Within a couple years, somewhere around book 30, the fascination had passed.  The books were gathering dust in favor of Judy Blume and other authors. And of course, eventually, Goosebumps. But still, the tales of a bunch of orphans living in a railcar still stick with me to this day, and were a big part of my upbringing. And today, children who want to delve into those mysteries have 136 books to choose from. But maybe the original 19 (plus The Haunted Cabin!) would be the best place to start.
—John Wenz is, among many other things, a writer living in Philadelphia. He likes loud music, soft cats, bad movies and warm baked goods.

thesensiblenonsenseproject:

My cousins were always annoyed by the same refrain when we played―that my name was Benny and I was six years old and once lived in a boxcar. None of which was true. They, being my cousins, very clearly knew my parents (who were in the next room over), but they also knew that I was annoying them again with my obsession with The Boxcar Children.

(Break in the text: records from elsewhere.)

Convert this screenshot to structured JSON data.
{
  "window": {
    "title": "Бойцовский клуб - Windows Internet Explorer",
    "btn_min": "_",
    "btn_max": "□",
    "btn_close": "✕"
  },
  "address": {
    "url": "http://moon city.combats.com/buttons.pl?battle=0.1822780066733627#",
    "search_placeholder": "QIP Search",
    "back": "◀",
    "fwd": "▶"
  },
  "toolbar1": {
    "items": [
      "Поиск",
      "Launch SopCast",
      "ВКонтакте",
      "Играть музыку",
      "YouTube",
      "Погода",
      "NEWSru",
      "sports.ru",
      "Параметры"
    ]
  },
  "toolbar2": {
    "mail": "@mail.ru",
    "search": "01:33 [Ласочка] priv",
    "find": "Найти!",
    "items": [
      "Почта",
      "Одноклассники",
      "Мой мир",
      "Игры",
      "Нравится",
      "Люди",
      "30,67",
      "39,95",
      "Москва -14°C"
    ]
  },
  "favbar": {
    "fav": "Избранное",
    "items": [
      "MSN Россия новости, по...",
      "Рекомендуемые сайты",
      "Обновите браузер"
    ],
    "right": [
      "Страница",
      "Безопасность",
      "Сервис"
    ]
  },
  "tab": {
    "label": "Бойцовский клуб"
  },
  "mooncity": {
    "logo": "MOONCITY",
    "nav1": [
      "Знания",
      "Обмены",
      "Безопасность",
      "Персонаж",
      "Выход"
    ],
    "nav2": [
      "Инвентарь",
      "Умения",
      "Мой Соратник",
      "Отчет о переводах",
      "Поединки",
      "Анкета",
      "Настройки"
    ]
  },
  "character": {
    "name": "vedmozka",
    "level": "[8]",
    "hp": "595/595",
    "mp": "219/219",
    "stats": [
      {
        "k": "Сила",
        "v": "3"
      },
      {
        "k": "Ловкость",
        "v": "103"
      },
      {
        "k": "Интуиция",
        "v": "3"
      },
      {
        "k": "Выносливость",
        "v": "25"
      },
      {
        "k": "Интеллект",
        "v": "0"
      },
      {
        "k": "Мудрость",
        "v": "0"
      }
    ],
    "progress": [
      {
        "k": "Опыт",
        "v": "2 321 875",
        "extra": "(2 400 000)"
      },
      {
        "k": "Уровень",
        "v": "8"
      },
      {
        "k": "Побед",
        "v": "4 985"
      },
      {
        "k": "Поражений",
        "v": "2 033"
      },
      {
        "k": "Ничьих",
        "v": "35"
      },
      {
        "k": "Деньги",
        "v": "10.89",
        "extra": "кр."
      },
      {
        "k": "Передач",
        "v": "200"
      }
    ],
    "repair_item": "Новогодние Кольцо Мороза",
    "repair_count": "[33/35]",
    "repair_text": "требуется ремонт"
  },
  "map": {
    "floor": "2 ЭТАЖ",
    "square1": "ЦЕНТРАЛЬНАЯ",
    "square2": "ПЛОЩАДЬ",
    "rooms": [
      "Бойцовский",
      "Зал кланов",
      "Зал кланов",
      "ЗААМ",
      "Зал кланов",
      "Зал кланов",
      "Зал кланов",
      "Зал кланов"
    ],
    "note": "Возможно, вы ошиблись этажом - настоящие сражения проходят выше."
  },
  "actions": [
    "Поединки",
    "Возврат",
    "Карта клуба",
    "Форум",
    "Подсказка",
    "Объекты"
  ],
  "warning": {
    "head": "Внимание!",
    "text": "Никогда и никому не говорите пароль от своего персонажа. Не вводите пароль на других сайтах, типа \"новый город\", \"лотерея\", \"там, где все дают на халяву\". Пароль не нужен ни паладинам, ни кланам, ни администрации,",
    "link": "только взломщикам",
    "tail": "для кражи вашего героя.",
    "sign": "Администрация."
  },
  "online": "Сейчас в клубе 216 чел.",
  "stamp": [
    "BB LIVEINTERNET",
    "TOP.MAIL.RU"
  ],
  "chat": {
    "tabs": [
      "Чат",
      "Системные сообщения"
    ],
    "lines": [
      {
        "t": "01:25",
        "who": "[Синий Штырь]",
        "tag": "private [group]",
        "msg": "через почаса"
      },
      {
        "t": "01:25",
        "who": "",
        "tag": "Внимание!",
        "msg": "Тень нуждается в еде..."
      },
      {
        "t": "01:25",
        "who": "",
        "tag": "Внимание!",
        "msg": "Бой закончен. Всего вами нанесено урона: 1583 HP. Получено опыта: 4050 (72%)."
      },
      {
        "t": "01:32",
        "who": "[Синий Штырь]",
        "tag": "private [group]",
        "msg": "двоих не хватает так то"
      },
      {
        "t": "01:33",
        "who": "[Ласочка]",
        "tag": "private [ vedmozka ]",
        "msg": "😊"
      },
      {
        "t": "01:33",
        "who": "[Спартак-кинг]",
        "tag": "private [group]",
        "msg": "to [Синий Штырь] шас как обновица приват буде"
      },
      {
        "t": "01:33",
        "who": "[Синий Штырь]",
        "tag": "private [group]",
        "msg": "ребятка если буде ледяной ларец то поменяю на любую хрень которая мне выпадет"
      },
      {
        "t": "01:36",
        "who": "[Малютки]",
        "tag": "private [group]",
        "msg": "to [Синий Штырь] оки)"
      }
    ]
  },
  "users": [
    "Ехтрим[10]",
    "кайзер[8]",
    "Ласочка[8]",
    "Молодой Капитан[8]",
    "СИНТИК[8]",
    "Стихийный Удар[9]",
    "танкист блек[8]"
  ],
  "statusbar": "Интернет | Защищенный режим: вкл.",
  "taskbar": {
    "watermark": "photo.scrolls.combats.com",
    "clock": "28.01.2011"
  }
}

If you’ve never read the books, the basic plot is about four orphaned siblings who take refuge in a boxcar. They are on the “run” from a grandfather they believe to be cruel, sight unseen. But eventually the kindly grandfather takes them in―and puts the boxcar in the backyard at the end, as a sort of makeshift playhouse. In subsequent novels, the siblings would solve mysteries, often somewhere in the realm of Encyclopedia Brown but with occasional Scooby Doo overtones.

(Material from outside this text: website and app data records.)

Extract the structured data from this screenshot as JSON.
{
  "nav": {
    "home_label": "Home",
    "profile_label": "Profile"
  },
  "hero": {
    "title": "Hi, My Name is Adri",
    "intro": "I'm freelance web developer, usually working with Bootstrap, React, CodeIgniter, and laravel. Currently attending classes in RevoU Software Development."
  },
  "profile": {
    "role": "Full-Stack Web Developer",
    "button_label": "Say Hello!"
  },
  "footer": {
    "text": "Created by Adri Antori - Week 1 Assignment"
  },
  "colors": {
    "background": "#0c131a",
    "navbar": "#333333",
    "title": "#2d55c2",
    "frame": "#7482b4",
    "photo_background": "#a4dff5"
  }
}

The book to hit me first was The Haunted Cabin Mystery. It had everything I wanted out of a book―namely, the word “haunted” in it, as, at the time, I would read anything even sort of ghost related. And the character Benny, youngest of the siblings, hit me more than the others. I had somebody a little annoying but also capable of holding his own. Which sometimes, around my cousins, that’s how I felt. In second grade, this is a Very Important Thing. I was, after all, not yet old enough to be a fourth-grade nothing like Peter in Tales of a Fourth Grade Nothing. But here I had someone around my age who was having genuine adventures. It was an absolute delight to me, even if my cousins rolled their eyes every time it comes up.

It’s funny to think that the book that booked me wasn’t by the original writer, Gertrude Chandler Warner. The last one of those was book 19, Benny Solves a Mystery, another personal favorite in the series, for reasons obvious in the title. There was a fifteen year gap between Benny Solves a Mystery and The Haunted Cabin Mystery―the first was written in 1976, three years before Ms. Warner passed away, the second in 1991. As I delved deeper into the mysteries the siblings uncovered, I also learned a new ghost term―“ghost writer.”

Having a character my own age made the books more relevant to me than any other series of young mystery solvers―the Hardy Boys were just a bit older, and Nancy Drew just didn’t do it for me. Sometimes, that’s what’s important to a child. Superman and Batman may excite our imaginations, but we can’t possibly live up to those tales. I mean, I don’t know anybody rocketed from a dying planet. Do you? But to be able to unravel a mystery at such a young age, it makes you want to strive to be smarter.

Within a couple years, somewhere around book 30, the fascination had passed.  The books were gathering dust in favor of Judy Blume and other authors. And of course, eventually, Goosebumps. But still, the tales of a bunch of orphans living in a railcar still stick with me to this day, and were a big part of my upbringing. And today, children who want to delve into those mysteries have 136 books to choose from. But maybe the original 19 (plus The Haunted Cabin!) would be the best place to start.

John Wenz is, among many other things, a writer living in Philadelphia. He likes loud music, soft cats, bad movies and warm baked goods.

(Source: thesensiblenonsenseproject)